## To do
Where a line below includes the word "user", copy that line.
==================================================
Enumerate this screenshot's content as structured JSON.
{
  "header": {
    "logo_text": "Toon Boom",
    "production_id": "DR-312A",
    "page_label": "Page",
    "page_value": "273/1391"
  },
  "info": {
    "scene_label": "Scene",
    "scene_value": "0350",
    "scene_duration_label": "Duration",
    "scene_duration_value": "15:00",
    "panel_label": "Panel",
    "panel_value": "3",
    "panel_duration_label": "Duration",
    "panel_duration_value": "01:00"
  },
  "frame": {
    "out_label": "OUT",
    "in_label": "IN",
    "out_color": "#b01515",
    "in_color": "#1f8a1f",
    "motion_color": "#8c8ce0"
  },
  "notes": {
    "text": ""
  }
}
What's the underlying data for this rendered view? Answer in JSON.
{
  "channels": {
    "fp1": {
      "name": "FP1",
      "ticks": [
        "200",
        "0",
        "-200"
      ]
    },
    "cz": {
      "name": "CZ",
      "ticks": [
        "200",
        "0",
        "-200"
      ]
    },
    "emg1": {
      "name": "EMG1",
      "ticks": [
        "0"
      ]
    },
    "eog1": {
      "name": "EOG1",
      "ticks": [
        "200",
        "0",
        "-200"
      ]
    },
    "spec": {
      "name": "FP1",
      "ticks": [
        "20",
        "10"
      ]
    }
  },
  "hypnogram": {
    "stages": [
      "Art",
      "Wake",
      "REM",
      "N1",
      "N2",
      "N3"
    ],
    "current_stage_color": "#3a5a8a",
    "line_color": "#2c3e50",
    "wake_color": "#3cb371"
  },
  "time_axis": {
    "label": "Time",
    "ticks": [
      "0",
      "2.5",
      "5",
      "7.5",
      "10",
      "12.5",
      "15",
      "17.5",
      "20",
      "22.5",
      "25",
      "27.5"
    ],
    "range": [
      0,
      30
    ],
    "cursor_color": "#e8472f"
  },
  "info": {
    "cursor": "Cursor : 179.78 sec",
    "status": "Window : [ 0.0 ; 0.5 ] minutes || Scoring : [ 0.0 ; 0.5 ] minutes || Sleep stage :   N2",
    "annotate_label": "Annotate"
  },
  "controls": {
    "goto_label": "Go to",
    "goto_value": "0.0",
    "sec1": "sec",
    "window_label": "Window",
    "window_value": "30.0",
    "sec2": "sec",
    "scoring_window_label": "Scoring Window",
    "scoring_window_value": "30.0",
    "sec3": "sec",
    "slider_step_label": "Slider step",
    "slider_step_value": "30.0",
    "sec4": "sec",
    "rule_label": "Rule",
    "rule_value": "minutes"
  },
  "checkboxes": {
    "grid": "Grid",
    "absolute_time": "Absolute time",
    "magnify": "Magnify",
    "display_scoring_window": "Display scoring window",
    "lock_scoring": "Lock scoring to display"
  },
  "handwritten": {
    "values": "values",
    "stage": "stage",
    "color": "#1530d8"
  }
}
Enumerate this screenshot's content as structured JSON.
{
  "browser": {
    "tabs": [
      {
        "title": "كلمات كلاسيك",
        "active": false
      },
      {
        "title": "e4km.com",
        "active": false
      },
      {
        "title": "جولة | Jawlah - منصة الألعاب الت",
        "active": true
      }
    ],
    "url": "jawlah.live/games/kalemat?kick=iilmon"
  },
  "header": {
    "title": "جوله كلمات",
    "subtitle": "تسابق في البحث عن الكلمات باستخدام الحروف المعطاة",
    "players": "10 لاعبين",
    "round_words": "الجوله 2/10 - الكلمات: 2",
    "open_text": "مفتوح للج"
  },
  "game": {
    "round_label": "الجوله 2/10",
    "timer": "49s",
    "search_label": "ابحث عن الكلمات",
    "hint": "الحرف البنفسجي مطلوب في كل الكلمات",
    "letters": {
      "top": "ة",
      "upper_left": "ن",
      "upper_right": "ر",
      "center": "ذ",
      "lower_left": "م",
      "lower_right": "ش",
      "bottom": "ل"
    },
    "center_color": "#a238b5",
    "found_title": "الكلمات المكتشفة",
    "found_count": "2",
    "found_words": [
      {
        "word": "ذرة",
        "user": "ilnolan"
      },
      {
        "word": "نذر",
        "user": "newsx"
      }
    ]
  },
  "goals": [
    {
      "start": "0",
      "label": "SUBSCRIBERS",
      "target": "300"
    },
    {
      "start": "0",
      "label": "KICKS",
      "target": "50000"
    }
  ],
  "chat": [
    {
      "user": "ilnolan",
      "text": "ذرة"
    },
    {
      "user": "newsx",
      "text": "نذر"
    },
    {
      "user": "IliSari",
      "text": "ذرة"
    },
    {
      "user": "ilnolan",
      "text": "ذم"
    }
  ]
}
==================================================
## Task output
        "user": "ilnolan"
        "user": "newsx"
      "user": "ilnolan",
      "user": "newsx",
      "user": "IliSari",
      "user": "ilnolan",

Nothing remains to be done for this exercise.